At IBM, Mercier is an associate partner for IBM Global Business Services (GBS)’s Retail Center of Competence, and helps retailers transform their business and their industry through products, solutions and best practices. In this role, Mercier travels extensively to meet with retailers around the world, specializing in those that operate across multiple channels – in-store, online, through mobile devices, etc. – and enabling them to provide consumers a seamless experience whenever they interact with the retailer’s brand.
Omni-channel is the only channel
Retailers need to ensure that their brand is consistent whether online or in the store. However, many retailers are still operating their e-commerce departments as totally separate divisions. That’s got to change, Mercier says, particularly as retailers look to capture the massive opportunity presented by mobile shopping.
Mobile commerce among consumers is soaring, growing 43 percent in the fourth quarter of 2012, according to the IBM Retail Online Index. However, mobile shopping isn’t just about offering clients a mobile app, says Mercier. Many consumers aren’t especially interested in using specialized shopping applications from their favorite stores. In fact, a recent IBM survey of 26,000 people found that a mere 3 percent of respondents use retailers’ mobile applications.
“Consumers want to shop on their own terms, on their preferred platforms,” Mercier says. “It’s essential that retailers’ web sites are fully optimized for tablets, smart phones and any other mobile device that a consumer wants to use. The longer it takes to load a site or process a payment, the chances of a sale drop significantly.”
Retail is detail
One of Mercier’s early mentors taught him that “Retail is detail.” When working to deliver on consumers’ extremely high expectations for fantastic products, personalization and convenience, the devil is in the details, says Mercier.
In order to show their customers that they know them, retailers must make use of Big Data to develop marketing tactics that enable them to “narrowcast” to individuals. Mercier holds up examples from the casino industry that are getting this right.
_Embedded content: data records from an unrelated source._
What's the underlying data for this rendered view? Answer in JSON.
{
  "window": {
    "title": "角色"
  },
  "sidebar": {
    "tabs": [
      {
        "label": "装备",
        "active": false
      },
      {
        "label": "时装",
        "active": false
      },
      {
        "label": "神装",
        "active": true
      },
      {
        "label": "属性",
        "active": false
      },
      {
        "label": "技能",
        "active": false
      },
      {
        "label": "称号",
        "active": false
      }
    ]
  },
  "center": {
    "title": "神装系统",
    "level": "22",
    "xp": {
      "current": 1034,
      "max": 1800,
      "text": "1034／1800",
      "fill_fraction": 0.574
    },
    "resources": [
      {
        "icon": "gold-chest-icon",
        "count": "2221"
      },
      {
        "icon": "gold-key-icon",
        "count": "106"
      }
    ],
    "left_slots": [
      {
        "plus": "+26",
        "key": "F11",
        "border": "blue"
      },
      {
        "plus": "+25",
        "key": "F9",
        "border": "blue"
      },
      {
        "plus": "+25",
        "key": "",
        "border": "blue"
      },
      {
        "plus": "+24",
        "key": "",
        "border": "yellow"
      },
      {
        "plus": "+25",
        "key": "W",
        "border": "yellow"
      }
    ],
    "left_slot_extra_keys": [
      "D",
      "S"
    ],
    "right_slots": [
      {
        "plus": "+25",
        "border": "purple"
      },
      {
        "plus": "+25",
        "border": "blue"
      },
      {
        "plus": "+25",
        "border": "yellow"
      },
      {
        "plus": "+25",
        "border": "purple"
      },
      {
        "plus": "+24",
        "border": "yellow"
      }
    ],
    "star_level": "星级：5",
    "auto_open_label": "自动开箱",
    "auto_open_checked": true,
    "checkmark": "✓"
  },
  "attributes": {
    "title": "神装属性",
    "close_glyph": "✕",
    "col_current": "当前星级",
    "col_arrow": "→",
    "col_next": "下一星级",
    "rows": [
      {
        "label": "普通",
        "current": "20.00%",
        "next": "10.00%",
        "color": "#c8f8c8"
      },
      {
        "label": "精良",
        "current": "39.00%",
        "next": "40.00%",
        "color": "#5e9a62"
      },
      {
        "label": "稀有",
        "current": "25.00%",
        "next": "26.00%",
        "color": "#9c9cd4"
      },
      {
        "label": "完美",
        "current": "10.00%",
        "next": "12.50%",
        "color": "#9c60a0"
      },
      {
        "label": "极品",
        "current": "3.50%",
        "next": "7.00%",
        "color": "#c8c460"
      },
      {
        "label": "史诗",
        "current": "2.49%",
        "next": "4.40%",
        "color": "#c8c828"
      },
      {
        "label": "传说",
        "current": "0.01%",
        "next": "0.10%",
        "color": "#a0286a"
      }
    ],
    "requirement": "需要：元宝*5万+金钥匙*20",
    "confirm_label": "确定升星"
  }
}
Their business models are built on data, using knowledge about a guest’s previous visit to make them a repeat customer.
Retailers must now employ the same tactics. But that’s not as easy as it sounds, Mercier says. There are cultural, financial and organizational barriers to making it happen. Some of these can be broken down by new technology models like cloud computing, which would enable a retailer to more affordably provide access to data across their organization. However, this challenge can’t be solved with technology alone.
“This is no longer a discussion with just the CIO,” Mercier says. “This is now a discussion with the CEO, the CMO, and the entire leadership team. We are at a new crossroads in retail, the corner of technology and service. Our ability to enable retailers to blend these together and create an unparalleled shopping experience is our opportunity.”
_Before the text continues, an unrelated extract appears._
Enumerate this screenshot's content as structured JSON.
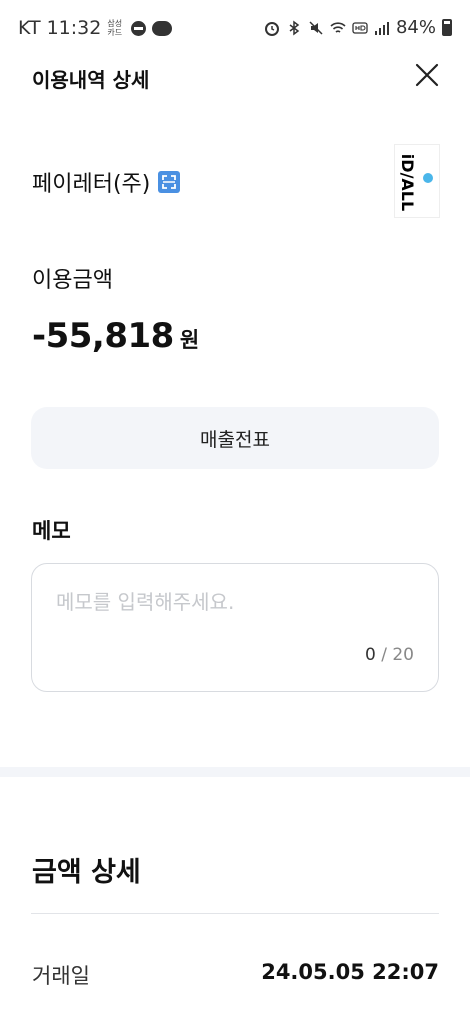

The store as dead give-away
At the start of every project with a client, Mercier will spend a full three to five days in their store. “Everything you need or want to know about how well a fashion apparel brand is being run can be seen in an individual store,” he says. “Stores are the microcosm of everything good and bad about a fashion company.”
Mercier compares a store to a book with chapters: a story needs to develop as a customer progresses through the store. Brands that do this successfully keep customers engaged.
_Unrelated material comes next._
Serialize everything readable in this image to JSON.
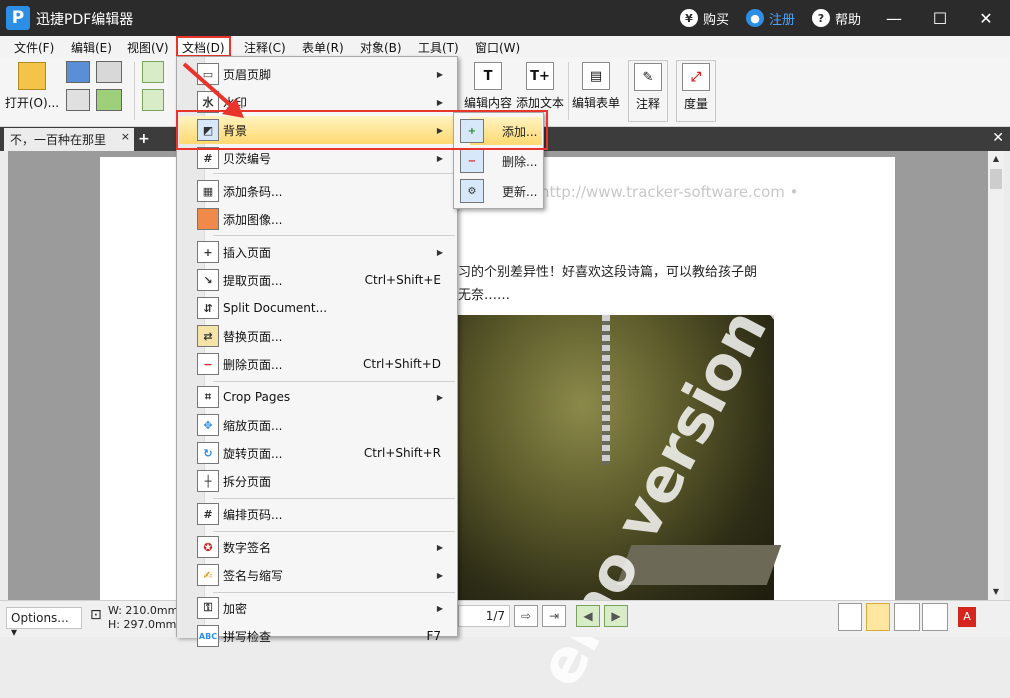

As the president of maternity brand Japanese Weekend, Mercier implemented targeted marketing practices tailored to customers’ due dates. Given their target customer would only need maternity wear for a short period, he worked to make Japanese Weekend customers brand evangelists that would recommend the line to their pregnant friends.
Experiences like these enable Mercier to work so effectively with his clients today. “I speak their language,” he says. “I’ve sat in that chair and I know the challenges it brings.”